This system attaches a spray device to a motion sensor. When the sensor detects your cat, it releases a spray, just like when you spritz your cat with a water bottle.
Cats can’t stand you spraying them, and they’ll flee. A motion sensor idea is a great tool for keeping your cat out of rooms with no doors while you’re at work.
Electronic Ultrasonic Repellents
This device is similar to the motion sprayer. However, instead of emitting a spray, these devices produce a sound.
The sound is inaudible to humans, but it sounds like an alarm going off to your cat. This option is more practical, as it doesn’t involve you getting prayed every time you enter the room.
Spray Repellant In The Doorway
If you don’t have access to a spray motion sensor, we recommend using repellent around the room’s doorway and threshold.
Fill a spray bottle with a string citrus solution. Spray it around the base of the doorway and threshold. Your cat has a hypersensitive sense of smell and avoids the citrus scent.
This method also works if you place citrus rinds in the doorway. Your cat won’t step over them; they’ll rather find something else to do.
However, dry peels don’t have the same effect. You’ll have to keep changing them out for fresh peels as they dry.
Make The Room Unappealing For Your Cat
Cat’s also hate the smell of vinegar. Lay a bowl of spirit vinegar in the middle of the room, and let the scent spread.
Cats will avoid the room, and the vinegar helps to absorb any odors in the air. Replace the vinegar every other day to keep the cats away.
However, using vinegar isn’t the most attractive idea for your home. The scent gets through all the rooms, and living in a home smelling of vinegar isn’t appealing.
Train Your Kitty To Stay Out Of The Room
Keeping your cat out of a room with no doors is a challenging task requiring a strategic approach. You can’t expect results overnight, and it’s a step-by-step project that takes time to settle with your cat.

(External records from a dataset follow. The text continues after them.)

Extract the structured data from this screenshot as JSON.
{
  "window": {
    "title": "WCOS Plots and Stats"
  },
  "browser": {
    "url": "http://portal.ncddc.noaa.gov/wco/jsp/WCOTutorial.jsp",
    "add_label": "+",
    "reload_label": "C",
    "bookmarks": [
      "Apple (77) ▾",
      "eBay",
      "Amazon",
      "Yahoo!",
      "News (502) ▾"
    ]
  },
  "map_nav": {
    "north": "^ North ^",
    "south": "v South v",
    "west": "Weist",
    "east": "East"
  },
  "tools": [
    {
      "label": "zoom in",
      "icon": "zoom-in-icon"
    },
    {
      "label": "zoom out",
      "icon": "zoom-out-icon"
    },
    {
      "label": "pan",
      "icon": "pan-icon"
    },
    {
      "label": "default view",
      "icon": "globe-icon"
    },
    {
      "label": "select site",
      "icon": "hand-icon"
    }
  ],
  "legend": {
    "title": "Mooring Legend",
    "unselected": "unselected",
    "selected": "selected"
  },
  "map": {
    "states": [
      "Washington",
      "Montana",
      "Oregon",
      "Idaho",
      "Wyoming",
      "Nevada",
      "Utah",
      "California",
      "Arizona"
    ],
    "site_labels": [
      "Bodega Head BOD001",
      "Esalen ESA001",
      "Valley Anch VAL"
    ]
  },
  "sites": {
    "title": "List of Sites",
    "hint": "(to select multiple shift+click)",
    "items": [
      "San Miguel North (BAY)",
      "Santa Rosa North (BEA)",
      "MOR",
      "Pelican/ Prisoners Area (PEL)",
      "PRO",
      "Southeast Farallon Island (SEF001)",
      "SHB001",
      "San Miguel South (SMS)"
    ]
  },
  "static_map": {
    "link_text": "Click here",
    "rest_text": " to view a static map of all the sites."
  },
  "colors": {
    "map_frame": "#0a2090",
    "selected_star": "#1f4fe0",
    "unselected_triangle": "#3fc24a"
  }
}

Ensuring you remain persistent with your training efforts is the best way to get your cat to listen to you. We created a step-by-step plan for keeping your kitty out of a room with no doors.
It’s important to note that every cat reacts differently to this method. Pay attention to the cat’s reactions and behavior and modify the strategy to suit your needs.
Step 1 – Lower Your Expectations
Cats are independent, free-thinking animals. Trying to convince them to do anything is a chore. Start the process by lowering your expectations around your results.
Sure, we bet you want your cat to learn to stay out of the room in a few days. The reality is it could take much longer.
Lowering your expectations ensures that you don’t get frustrated with your lack of results if your cat doesn’t want to play along.
Step 2 – Set Up A Repellent
Next, set up your repellent of choice. Whether you’re using a simple spray bottle or one of the motion-activated devices mentioned earlier, make sure you set it up correctly.
If you’re using spray repellent, make sure you cover the bottom third of the doorway and the threshold. Make sure you apply this spray at least twice a day, in the morning and at night.
Step 3 – Distraction
If you’re around your home and see your cat making its way into the room, distract them with a call, a clap, or shout at it to catch their attention. They’ll probably come wandering over to check on all the fuss.
Step 4 – Reward Good Behavior
If your cat starts learning not to enter the room, reward their good behavior. Give the cat a treat for staying outside or pet it as a reward for good behavior.
Step 5 – Make The Rest Of Your Home Interesting
Keep all your cat’s stuff out of the room and avoid giving them an excuse to enter. Leave the crate and toys on the opposite side of the house, and provide them with plenty of other places to hide.
Step 6 – Play With Your Kitty Outside The Room
Every time you catch your cat walking towards the room, play with them. By keeping the cat busy, you distract its curiosity, and they’ll leave the room alone.
Wrapping Up – Keeping Your Cat Out Is Challenging
Cats don’t like listening to humans. Unlike a dog that you can train to your commands, the same isn’t possible with cats.
Follow the guidelines in this post to help you keep cats out of rooms with no doors. Eventually, with enough patience and persistence, your cat will leave the room alone.